Kirk Cousins and That Damn “Against Winning Teams” Narrative

Jan 3, 2021; Detroit, Michigan, USA; Minnesota Vikings quarterback Kirk Cousins (8) looks up at the big screen display during the first quarter against the Detroit Lions at Ford Field. Mandatory Credit: Raj Mehta-USA TODAY Sports

As stated in my previous article, Kirk Cousins is the textbook definition of average when it comes to wins and losses. 51-51-2 is his record in the NFL. Last time, I researched his 13-28-1 record against winning teams. That is his record before the games being played. While I believe this is the true version of a win/loss record, there is also the other record associated with quarterbacks.

This time, I analyzed his 7-35 record. This record signifies whether his team won or lost to a team that finished the season with a winning record. In my findings, I noticed 2 major differences, and 1 slight difference, too. With Kirk specifically, I considered his interceptions and when they were thrown.

I will start with the run game, go to the defensive side of things, and finally finish with Kirk. If you want to read my previous article, click here. For now, let’s take a look at the ground game. Just to be clear, I’m not saying that this relieves Kirk of both records of 7-35 and 13-28-1. I’m simply saying that there is more to a team’s success than the player under center. 

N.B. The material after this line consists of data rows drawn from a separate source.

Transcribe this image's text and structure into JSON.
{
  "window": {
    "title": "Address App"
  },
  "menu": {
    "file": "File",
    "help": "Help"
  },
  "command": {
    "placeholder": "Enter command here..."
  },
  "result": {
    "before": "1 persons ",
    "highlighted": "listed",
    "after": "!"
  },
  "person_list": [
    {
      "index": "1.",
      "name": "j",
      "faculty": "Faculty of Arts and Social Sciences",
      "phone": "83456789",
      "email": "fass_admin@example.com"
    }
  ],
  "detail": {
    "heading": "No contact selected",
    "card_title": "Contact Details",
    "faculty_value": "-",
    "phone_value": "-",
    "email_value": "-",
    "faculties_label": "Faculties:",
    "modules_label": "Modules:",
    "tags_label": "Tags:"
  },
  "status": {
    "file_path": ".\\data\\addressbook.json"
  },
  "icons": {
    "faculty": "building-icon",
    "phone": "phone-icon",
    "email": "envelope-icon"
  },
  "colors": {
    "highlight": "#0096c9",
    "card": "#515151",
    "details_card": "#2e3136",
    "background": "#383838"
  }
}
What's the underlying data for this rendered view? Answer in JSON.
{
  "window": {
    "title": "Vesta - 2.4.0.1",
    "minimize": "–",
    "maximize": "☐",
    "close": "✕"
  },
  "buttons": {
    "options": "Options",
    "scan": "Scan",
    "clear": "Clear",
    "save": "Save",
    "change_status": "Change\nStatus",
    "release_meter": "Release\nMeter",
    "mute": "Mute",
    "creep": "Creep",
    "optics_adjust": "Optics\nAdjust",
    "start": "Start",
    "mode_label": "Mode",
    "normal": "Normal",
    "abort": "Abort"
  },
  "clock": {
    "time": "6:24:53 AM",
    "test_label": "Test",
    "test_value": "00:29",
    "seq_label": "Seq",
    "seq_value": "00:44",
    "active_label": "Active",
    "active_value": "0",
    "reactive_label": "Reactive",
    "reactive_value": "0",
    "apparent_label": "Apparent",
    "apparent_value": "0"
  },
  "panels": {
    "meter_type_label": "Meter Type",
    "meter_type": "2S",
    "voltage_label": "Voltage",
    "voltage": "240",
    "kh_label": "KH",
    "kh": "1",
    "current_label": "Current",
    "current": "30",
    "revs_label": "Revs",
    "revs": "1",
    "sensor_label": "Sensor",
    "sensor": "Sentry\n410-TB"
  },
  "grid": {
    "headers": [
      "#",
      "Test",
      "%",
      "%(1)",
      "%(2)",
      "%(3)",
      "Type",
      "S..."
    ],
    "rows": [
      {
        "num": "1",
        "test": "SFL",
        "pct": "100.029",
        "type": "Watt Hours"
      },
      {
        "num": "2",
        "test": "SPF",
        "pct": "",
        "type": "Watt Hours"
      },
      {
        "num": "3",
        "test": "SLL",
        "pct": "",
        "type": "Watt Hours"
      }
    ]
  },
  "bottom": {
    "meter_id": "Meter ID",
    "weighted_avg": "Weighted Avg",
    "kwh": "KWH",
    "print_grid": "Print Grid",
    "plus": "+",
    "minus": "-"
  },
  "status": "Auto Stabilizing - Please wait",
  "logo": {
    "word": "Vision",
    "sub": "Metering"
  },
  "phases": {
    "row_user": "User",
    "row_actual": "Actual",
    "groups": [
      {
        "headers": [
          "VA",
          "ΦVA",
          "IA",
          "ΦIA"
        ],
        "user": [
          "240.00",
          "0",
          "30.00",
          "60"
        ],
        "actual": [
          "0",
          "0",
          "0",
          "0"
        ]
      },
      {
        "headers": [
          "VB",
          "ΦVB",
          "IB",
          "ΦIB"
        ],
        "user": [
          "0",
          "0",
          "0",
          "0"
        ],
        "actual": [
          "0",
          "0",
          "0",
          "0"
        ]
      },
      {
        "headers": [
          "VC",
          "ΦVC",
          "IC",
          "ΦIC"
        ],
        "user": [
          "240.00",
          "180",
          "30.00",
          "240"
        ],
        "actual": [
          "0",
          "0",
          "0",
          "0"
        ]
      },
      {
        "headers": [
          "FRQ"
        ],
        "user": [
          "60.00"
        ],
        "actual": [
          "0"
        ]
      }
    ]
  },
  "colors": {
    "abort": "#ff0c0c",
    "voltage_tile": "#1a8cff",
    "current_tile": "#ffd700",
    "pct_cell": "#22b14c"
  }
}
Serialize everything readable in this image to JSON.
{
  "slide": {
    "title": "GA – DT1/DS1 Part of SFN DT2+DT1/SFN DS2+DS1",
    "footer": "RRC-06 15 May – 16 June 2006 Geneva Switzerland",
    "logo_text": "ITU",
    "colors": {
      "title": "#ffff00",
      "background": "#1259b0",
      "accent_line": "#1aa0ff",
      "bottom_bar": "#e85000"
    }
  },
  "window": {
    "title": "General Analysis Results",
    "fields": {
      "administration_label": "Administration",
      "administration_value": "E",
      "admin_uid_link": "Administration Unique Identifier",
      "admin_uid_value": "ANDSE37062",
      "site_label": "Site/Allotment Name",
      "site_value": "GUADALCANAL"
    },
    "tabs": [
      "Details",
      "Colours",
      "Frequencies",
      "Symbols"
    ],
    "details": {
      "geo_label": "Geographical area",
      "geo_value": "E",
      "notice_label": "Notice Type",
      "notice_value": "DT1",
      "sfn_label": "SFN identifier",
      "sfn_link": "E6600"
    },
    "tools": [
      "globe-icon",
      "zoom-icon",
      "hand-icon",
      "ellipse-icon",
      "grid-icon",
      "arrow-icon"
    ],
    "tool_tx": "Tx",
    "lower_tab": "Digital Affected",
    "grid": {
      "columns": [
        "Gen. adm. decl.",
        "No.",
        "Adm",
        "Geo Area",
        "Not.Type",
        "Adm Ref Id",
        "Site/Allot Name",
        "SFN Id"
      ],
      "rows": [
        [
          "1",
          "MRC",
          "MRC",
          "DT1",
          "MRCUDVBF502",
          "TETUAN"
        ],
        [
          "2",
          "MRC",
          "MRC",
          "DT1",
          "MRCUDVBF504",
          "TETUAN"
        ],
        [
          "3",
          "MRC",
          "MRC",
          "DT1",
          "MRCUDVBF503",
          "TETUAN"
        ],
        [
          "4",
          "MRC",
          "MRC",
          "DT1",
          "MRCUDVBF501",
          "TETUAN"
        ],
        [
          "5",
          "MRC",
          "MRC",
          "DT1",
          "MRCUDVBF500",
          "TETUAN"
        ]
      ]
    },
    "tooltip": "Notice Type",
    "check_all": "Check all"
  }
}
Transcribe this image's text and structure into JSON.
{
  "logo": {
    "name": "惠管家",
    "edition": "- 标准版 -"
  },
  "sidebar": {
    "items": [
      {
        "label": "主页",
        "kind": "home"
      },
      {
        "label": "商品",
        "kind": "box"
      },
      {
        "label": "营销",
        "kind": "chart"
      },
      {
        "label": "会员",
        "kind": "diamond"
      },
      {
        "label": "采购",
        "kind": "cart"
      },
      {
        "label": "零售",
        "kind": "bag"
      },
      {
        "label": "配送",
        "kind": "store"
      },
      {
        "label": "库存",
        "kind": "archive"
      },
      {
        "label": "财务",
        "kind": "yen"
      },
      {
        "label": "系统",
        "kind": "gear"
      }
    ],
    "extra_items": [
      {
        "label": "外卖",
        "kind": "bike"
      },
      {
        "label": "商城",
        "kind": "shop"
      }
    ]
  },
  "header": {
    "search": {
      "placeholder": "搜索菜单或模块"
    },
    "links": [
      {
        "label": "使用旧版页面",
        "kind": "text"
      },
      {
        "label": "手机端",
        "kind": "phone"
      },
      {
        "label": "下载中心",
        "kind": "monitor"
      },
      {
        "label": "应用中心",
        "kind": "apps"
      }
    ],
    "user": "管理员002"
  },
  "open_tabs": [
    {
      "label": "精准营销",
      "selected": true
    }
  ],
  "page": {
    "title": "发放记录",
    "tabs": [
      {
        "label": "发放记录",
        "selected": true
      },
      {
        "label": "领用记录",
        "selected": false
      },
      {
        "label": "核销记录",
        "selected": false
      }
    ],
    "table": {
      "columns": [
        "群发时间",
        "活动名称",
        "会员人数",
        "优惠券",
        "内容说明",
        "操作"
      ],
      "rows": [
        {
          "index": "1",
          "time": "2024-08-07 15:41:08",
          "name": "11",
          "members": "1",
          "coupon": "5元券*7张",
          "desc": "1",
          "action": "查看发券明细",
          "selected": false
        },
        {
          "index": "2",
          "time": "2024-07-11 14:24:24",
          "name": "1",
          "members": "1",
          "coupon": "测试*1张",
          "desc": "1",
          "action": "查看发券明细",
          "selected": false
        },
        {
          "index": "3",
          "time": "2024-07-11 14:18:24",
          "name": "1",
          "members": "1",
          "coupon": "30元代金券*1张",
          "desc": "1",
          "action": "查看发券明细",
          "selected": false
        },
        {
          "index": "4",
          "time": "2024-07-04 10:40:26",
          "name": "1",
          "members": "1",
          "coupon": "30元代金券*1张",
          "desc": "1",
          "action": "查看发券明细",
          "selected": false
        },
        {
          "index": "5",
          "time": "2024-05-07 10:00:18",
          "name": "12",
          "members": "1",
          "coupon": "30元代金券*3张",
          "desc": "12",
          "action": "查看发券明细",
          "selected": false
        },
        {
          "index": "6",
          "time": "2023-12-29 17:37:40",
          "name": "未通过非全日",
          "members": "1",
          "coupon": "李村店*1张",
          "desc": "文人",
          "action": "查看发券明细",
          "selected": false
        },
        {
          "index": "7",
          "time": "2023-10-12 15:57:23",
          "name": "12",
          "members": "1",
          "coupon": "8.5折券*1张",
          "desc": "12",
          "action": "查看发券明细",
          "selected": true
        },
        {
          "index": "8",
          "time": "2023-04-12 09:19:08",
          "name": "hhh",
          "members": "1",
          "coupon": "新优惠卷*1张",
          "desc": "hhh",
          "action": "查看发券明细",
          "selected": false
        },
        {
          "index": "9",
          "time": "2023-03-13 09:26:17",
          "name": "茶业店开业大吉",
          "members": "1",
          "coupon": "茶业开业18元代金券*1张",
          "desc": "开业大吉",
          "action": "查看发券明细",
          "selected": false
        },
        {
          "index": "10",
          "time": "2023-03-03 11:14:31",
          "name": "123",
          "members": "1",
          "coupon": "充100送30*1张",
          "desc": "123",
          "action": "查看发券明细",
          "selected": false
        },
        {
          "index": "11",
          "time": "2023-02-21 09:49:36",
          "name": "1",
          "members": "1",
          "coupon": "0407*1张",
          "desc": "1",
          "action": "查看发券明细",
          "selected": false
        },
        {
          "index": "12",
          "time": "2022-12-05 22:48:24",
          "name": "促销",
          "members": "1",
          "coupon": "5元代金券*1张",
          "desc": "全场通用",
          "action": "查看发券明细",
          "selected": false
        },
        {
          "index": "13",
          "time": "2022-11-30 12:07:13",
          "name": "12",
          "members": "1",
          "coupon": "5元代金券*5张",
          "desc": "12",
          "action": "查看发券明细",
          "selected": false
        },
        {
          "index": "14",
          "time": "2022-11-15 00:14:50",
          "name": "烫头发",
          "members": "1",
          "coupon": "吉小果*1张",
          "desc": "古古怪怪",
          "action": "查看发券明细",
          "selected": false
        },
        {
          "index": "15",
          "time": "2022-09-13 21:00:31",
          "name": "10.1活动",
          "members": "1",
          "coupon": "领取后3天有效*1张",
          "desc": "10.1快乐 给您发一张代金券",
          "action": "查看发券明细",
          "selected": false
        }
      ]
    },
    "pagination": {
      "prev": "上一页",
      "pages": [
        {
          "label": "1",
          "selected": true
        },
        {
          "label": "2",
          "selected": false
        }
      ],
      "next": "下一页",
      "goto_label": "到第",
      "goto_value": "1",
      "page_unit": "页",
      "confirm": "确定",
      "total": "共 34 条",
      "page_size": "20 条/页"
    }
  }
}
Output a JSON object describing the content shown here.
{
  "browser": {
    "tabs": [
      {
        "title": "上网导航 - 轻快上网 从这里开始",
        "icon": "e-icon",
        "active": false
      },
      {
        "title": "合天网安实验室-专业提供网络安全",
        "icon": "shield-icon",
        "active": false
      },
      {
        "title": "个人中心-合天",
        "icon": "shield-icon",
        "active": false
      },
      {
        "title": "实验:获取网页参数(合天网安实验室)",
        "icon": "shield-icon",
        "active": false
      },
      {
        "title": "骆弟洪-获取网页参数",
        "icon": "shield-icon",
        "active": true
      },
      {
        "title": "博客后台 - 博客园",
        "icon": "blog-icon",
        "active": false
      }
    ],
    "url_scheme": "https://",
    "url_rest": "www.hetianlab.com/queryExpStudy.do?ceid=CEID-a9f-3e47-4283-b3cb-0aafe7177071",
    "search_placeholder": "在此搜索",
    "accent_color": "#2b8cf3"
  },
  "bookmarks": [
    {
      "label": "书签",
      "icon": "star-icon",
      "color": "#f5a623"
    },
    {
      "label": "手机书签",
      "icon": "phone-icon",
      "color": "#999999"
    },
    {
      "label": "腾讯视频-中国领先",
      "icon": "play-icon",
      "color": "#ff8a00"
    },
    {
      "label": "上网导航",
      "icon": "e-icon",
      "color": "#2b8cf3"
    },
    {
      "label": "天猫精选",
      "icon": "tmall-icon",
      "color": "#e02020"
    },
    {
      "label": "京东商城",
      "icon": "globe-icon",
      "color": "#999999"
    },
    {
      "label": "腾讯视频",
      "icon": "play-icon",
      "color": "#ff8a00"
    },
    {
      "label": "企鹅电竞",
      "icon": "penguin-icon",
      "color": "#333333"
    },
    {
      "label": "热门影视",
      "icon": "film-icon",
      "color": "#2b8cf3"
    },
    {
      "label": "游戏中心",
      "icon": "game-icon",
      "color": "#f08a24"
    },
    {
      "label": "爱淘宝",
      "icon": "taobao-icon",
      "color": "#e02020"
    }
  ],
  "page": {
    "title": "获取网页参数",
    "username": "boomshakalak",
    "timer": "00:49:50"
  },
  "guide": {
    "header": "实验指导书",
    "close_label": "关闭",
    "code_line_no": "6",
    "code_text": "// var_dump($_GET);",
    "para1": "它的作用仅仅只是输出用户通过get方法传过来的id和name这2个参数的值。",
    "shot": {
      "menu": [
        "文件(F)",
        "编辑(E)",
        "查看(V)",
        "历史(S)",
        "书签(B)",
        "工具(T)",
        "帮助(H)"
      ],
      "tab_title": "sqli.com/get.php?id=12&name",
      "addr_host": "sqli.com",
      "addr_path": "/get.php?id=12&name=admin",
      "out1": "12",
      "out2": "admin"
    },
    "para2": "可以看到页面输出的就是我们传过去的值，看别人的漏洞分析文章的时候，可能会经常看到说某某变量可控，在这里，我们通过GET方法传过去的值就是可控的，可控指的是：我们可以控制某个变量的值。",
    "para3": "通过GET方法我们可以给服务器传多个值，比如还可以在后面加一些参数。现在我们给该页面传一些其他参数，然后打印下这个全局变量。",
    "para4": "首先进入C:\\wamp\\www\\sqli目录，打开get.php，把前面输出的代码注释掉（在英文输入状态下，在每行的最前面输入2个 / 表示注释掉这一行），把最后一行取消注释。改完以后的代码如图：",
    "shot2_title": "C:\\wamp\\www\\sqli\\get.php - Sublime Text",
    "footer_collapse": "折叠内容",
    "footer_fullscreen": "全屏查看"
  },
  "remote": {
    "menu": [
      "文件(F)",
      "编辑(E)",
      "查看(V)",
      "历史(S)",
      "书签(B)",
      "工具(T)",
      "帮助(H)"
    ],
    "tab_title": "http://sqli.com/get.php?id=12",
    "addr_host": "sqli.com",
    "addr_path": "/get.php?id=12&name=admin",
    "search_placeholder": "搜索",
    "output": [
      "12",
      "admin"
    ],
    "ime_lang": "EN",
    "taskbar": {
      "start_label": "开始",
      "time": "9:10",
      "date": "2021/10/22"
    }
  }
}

Ground game — or Lack Thereof

In 42 games, Kirk’s ground game offered him a poor 80.9 average per game. Since 2012, only ten teams have finished with a worse average on the ground than Kirk has his entire career against winning teams. The 2019 Jets (7-9), 2017 Lions (9-7), 2016 Vikings (8-8), and 2012 Cowboys (8-8) did have some success, but we will discuss why they were successful, and Kirk’s teams have not later. Running backs also contributed to only 25 rushing TDs. Kirk’s run game also had 11 games where the running backs combined to go over 100 yards. Kirk, on three separate occasions, led his team in rushing yards. 

Kirk’s run game this time is much worse than his 13-28-1 counterpart. While Kirk’s run game contributed to four more touchdowns this time around, the run game has fewer games over 100 yards and averages less per game. 

For a pocket-passing quarterback like Kirk, these stats simply do not give him enough help to win games. That’s not a dig at Kirk per se; it is just reality. If you were to give Tom Brady, Peyton Manning, or even Drew Brees the run game Kirk has had in any of their super bowl seasons, chances are they would not have come close to winning the Lombardi trophy.

Defense of Swiss Cheese

The biggest difference this time around is points against. This time around, Kirk’s defenses gave up an average of 29.1 per game compared to 25.9 per game. They also surrendered 370 points in the fourth quarter across all 42 games. Only five games did the defense shut out the opposing team in the fourth quarter.

Another huge difference was the number of games down 17+. 17 games saw Kirk and the offense get behind by 17 or more at one point, all resulting in losses. This is a combination of both the defense failing to stop teams and the offense failing to keep up. However, it is simply not fair to place blame on a quarterback when your defense is giving up 29 points a game. At least, not every single game.

Comparing the 2012 Cowboys (25.0), 2016 Vikings (19.2), 2017 Lions (23.5), and 2019 Jets (22.4) to Kirk’s teams, you see that those four teams points against are lower. Both the defense and run game share more of the blame this time around than Kirk does, but that doesn’t excuse Kirk for his mistakes either. 

Kirk Cousins and Offensive Output

Much like last time, Kirk’s offensive scoring is not great. Averaging only 21.6 points per game won’t win you many games, which is part of the reason for his 7-35 record. Part of that does factor in the run game, but Kirk didn’t perform as well this time around as prior. He threw 70 touchdown passes, 37 interceptions, and 266.7 yards per game. Comparing that to the previous articles totals of 77, 32, and 267, Kirk performed a little worse. 

25 of the 42 games saw Kirk throw at least 1 interception. 17 interceptions came in the 4th quarter of games. 16 of his interceptions led to scoring drives by opposing teams. While Kirk does share some blame for the scoring drives, it is on the defense to stop teams from scoring. Only 4 interceptions were returned for touchdowns though. 

The quarterback is the most important position on the football field. However, that doesn’t mean if you have the best quarterback you will win lots of football games. Kirk does deserve some blame in losses. However, he shouldn’t be the main one. Exactly why a win/loss record shouldn’t be associated with the quarterback position; there are simply just too many variables that suggest otherwise.